Work to complete -> Go line by line through the listing below and copy those that hold "label".

═══

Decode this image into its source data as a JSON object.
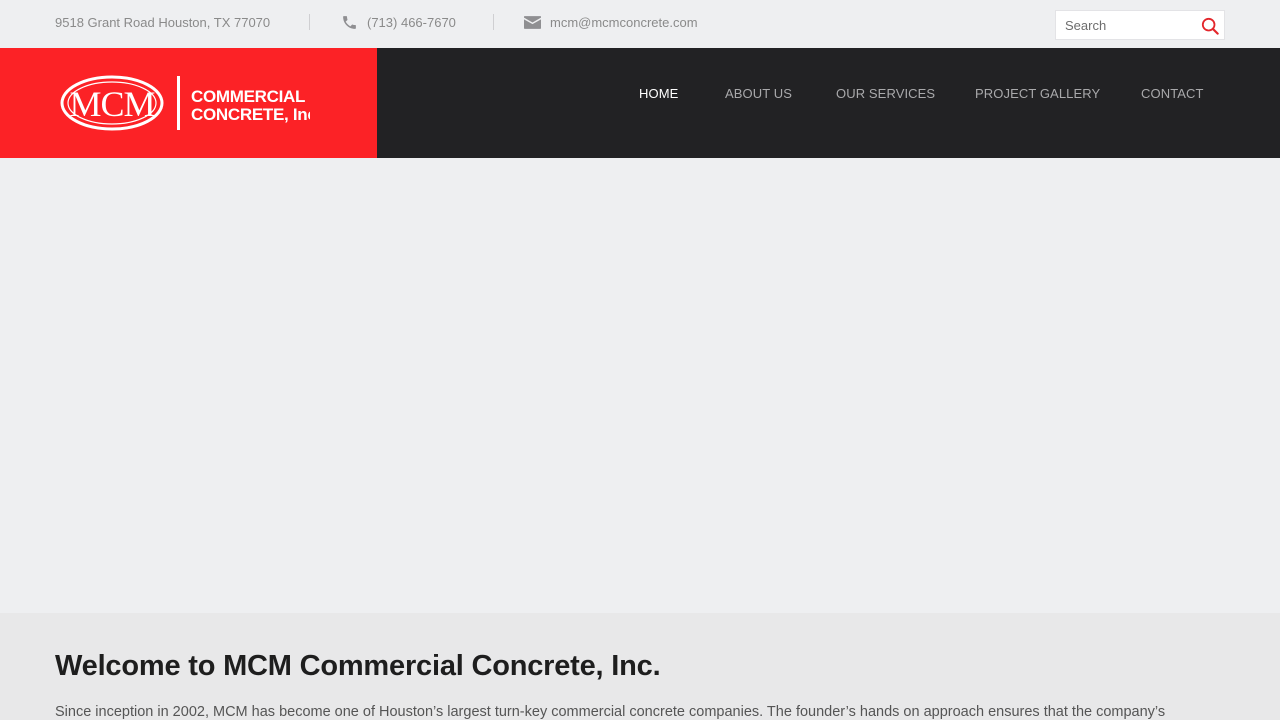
{
  "topbar": {
    "address": "9518 Grant Road Houston, TX 77070",
    "phone": "(713) 466-7670",
    "email": "mcm@mcmconcrete.com",
    "phone_icon": "phone-icon",
    "email_icon": "envelope-icon",
    "search": {
      "placeholder": "Search",
      "value": "",
      "icon": "search-icon"
    }
  },
  "header": {
    "logo": {
      "monogram": "MCM",
      "line1": "COMMERCIAL",
      "line2": "CONCRETE, Inc."
    },
    "nav": [
      {
        "label": "HOME",
        "active": true
      },
      {
        "label": "ABOUT US",
        "active": false
      },
      {
        "label": "OUR SERVICES",
        "active": false
      },
      {
        "label": "PROJECT GALLERY",
        "active": false
      },
      {
        "label": "CONTACT",
        "active": false
      }
    ]
  },
  "welcome": {
    "title": "Welcome to MCM Commercial Concrete, Inc.",
    "intro": "Since inception in 2002, MCM has become one of Houston’s largest turn-key commercial concrete companies. The founder’s hands on approach ensures that the company’s"
  },
  "colors": {
    "brand_red": "#fc2226",
    "header_dark": "#222224",
    "topbar_bg": "#eeeff1",
    "search_icon": "#e3262b"
  }
}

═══

Solution for this task ->
        "label": "HOME",
        "label": "ABOUT US",
        "label": "OUR SERVICES",
        "label": "PROJECT GALLERY",
        "label": "CONTACT",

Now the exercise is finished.